Floods are one of the most common natural disasters and can occur nearly anywhere in the world. According to the National Flood Insurance Program, a mere inch of water in your home can cause more than $25,000 worth of structural and property damage. That’s why it pays to make your home flood-resistant, whether you live in a floodplain or not. Here’s how.
- Seal your home’s exterior: Look for gaps and cracks in exterior walls, windows, doors, and the foundation where water can seep through. Use caulk on small seams and stationary joints, epoxy on foundation cracks, and weatherstripping on moveable joints. Contact a professional for help sealing large cracks.
- Keep the gutters and downspouts clear: Leaves, branches, and pine needles can clog your gutters, preventing proper drainage. This may result in foundation cracks, basement floods, and roof-damaging ice dams. To prevent these problems, clean the gutters twice a year and direct downspouts at least six feet away from the foundation.
- Direct runoff away from your house: Once every year or two, add a few inches of crushed stone or topsoil around your home to rebuild the slope that directs water away from the foundation when it rains. Be sure to leave a gap between the soil and your siding to prevent rot.
- Plant shrubs around your home: Roots absorb water during heavy rain, preventing excess soil saturation that could flood your basement. Planting shrubs also reduces erosion so the slope around your home remains intact.
- Install a sump pump: This machine pumps rising groundwater to an exterior drain during torrential downpours. Dig a sump pit in the lowest point of your home and install a sump pump there to help prevent basement floods. Then, maintain the pump regularly to ensure reliable operation.
- Know where your main water shutoff valve is located: Floods can also stem from indoor sources, including leaking pipes, loose plumbing connections, and backed-up drains. Locate the main water shutoff valve so you can turn off the water quickly in an emergency.

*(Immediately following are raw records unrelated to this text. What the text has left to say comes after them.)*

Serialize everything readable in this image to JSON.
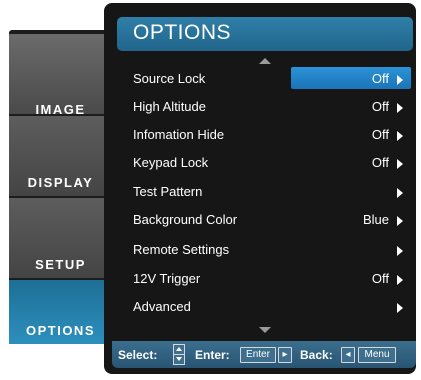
{
  "tabs": [
    {
      "label": "IMAGE"
    },
    {
      "label": "DISPLAY"
    },
    {
      "label": "SETUP"
    },
    {
      "label": "OPTIONS",
      "active": true
    }
  ],
  "menu": {
    "title": "OPTIONS",
    "items": [
      {
        "label": "Source Lock",
        "value": "Off",
        "selected": true
      },
      {
        "label": "High Altitude",
        "value": "Off"
      },
      {
        "label": "Infomation Hide",
        "value": "Off"
      },
      {
        "label": "Keypad Lock",
        "value": "Off"
      },
      {
        "label": "Test Pattern",
        "value": ""
      },
      {
        "label": "Background Color",
        "value": "Blue"
      },
      {
        "label": "Remote Settings",
        "value": ""
      },
      {
        "label": "12V Trigger",
        "value": "Off"
      },
      {
        "label": "Advanced",
        "value": ""
      }
    ]
  },
  "help": {
    "select_label": "Select:",
    "enter_label": "Enter:",
    "enter_key": "Enter",
    "back_label": "Back:",
    "menu_key": "Menu"
  },
  "icons": {
    "scroll_up": "triangle-up-icon",
    "scroll_down": "triangle-down-icon",
    "submenu": "caret-right-icon",
    "updown": "up-down-keys-icon"
  },
  "colors": {
    "accent": "#2c93d6",
    "title_bar": "#2f7fa8",
    "active_tab": "#2d8fbd",
    "panel": "#161616"
  }
}
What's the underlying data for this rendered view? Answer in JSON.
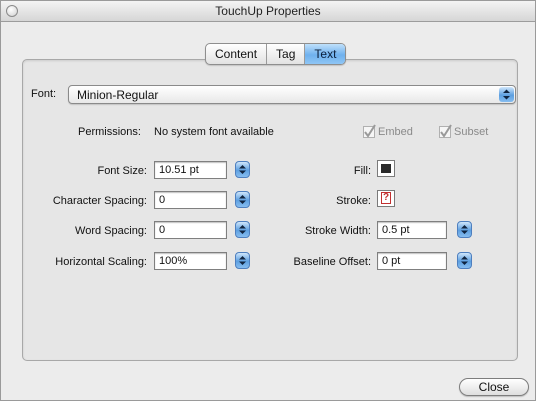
{
  "window": {
    "title": "TouchUp Properties"
  },
  "tabs": [
    {
      "label": "Content",
      "active": false
    },
    {
      "label": "Tag",
      "active": false
    },
    {
      "label": "Text",
      "active": true
    }
  ],
  "font": {
    "label": "Font:",
    "value": "Minion-Regular"
  },
  "permissions": {
    "label": "Permissions:",
    "value": "No system font available",
    "embed": {
      "label": "Embed",
      "checked": true,
      "enabled": false
    },
    "subset": {
      "label": "Subset",
      "checked": true,
      "enabled": false
    }
  },
  "left_fields": [
    {
      "label": "Font Size:",
      "value": "10.51 pt"
    },
    {
      "label": "Character Spacing:",
      "value": "0"
    },
    {
      "label": "Word Spacing:",
      "value": "0"
    },
    {
      "label": "Horizontal Scaling:",
      "value": "100%"
    }
  ],
  "fill": {
    "label": "Fill:",
    "color": "#2a2a2a"
  },
  "stroke": {
    "label": "Stroke:",
    "symbol": "?"
  },
  "right_fields": [
    {
      "label": "Stroke Width:",
      "value": "0.5 pt"
    },
    {
      "label": "Baseline Offset:",
      "value": "0 pt"
    }
  ],
  "buttons": {
    "close": "Close"
  },
  "colors": {
    "accent": "#6fb1ee"
  }
}
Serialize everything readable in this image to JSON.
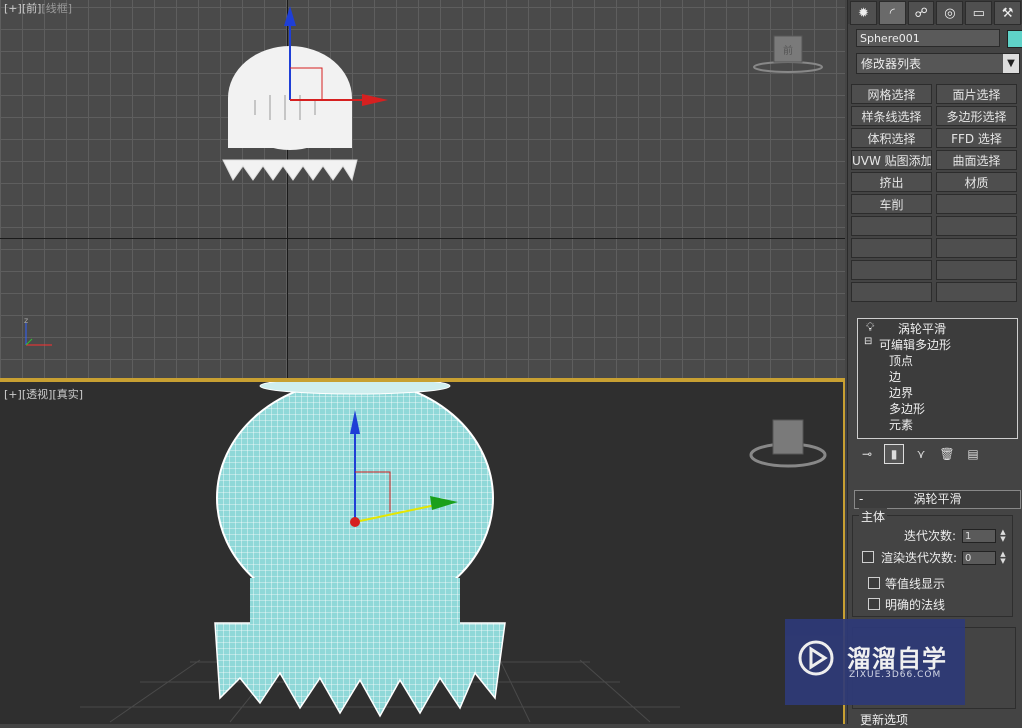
{
  "viewports": {
    "front": {
      "plus": "[+]",
      "view": "[前]",
      "mode": "[线框]"
    },
    "perspective": {
      "plus": "[+]",
      "view": "[透视]",
      "mode": "[真实]"
    }
  },
  "command_panel": {
    "tabs": [
      "create-icon",
      "modify-icon",
      "hierarchy-icon",
      "motion-icon",
      "display-icon",
      "utilities-icon"
    ],
    "object_name": "Sphere001",
    "object_color": "#5fd2c8",
    "modifier_list": "修改器列表",
    "modifier_buttons": [
      "网格选择",
      "面片选择",
      "样条线选择",
      "多边形选择",
      "体积选择",
      "FFD 选择",
      "UVW 贴图添加",
      "曲面选择",
      "挤出",
      "材质",
      "车削",
      "",
      "",
      "",
      "",
      "",
      "",
      "",
      "",
      ""
    ],
    "stack": {
      "top_modifier": "涡轮平滑",
      "base_object": "可编辑多边形",
      "sub_objects": [
        "顶点",
        "边",
        "边界",
        "多边形",
        "元素"
      ]
    },
    "rollout": {
      "title": "涡轮平滑",
      "toggle": "-",
      "group_main": "主体",
      "iterations_label": "迭代次数:",
      "iterations_value": "1",
      "render_iters_label": "渲染迭代次数:",
      "render_iters_value": "0",
      "isoline_label": "等值线显示",
      "explicit_normals_label": "明确的法线",
      "update_group": "更新选项"
    }
  },
  "watermark": {
    "title": "溜溜自学",
    "url": "ZIXUE.3D66.COM"
  }
}
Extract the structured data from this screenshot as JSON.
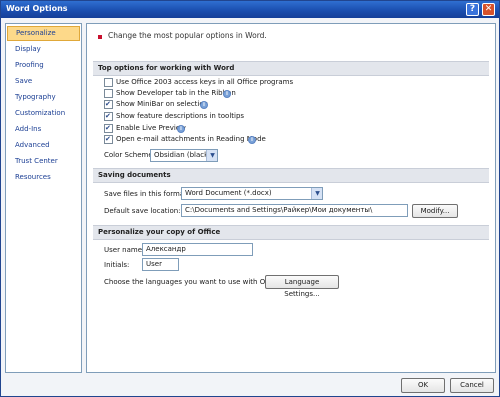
{
  "window": {
    "title": "Word Options",
    "help_label": "?",
    "close_label": "✕"
  },
  "sidebar": {
    "items": [
      {
        "label": "Personalize"
      },
      {
        "label": "Display"
      },
      {
        "label": "Proofing"
      },
      {
        "label": "Save"
      },
      {
        "label": "Typography"
      },
      {
        "label": "Customization"
      },
      {
        "label": "Add-Ins"
      },
      {
        "label": "Advanced"
      },
      {
        "label": "Trust Center"
      },
      {
        "label": "Resources"
      }
    ],
    "active_index": 0
  },
  "intro": "Change the most popular options in Word.",
  "top_options": {
    "heading": "Top options for working with Word",
    "checkboxes": [
      {
        "label": "Use Office 2003 access keys in all Office programs",
        "checked": false,
        "info": false
      },
      {
        "label": "Show Developer tab in the Ribbon",
        "checked": false,
        "info": true
      },
      {
        "label": "Show MiniBar on selection",
        "checked": true,
        "info": true
      },
      {
        "label": "Show feature descriptions in tooltips",
        "checked": true,
        "info": false
      },
      {
        "label": "Enable Live Preview",
        "checked": true,
        "info": true
      },
      {
        "label": "Open e-mail attachments in Reading Mode",
        "checked": true,
        "info": true
      }
    ],
    "color_scheme_label": "Color Scheme:",
    "color_scheme_value": "Obsidian (black)"
  },
  "saving": {
    "heading": "Saving documents",
    "format_label": "Save files in this format:",
    "format_value": "Word Document (*.docx)",
    "location_label": "Default save location:",
    "location_value": "C:\\Documents and Settings\\Райкер\\Мои документы\\",
    "modify_label": "Modify..."
  },
  "personalize": {
    "heading": "Personalize your copy of Office",
    "username_label": "User name:",
    "username_value": "Александр",
    "initials_label": "Initials:",
    "initials_value": "User",
    "languages_label": "Choose the languages you want to use with Office",
    "language_settings_label": "Language Settings..."
  },
  "footer": {
    "ok_label": "OK",
    "cancel_label": "Cancel"
  }
}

- Protect your pipes from freezing: Frozen pipes can burst and flood your home. To prevent this, apply heat tape and insulation to vulnerable pipes, and set the thermostat to 60 degrees or higher at all times, even if you leave town.
- Purchase flood insurance: If stormwater infiltrates your home despite your best efforts to make it flood-resistant, insurance can help cover the costs. Remember, most homeowner’s insurance policies don’t cover flooding from rainstorms, rising rivers, tidal surges, and other external sources, so you’ll need to purchase separate flood insurance to get the coverage you need.
Even if insurance doesn’t cover the costs associated with a recent flood, DKI can help you recover. We are a network of elite disaster restoration companies with over 200 locations across the country, offering support to businesses and homeowners when they need us most. To schedule water damage restoration in your area, please contact DKI at 877-533-0210 today.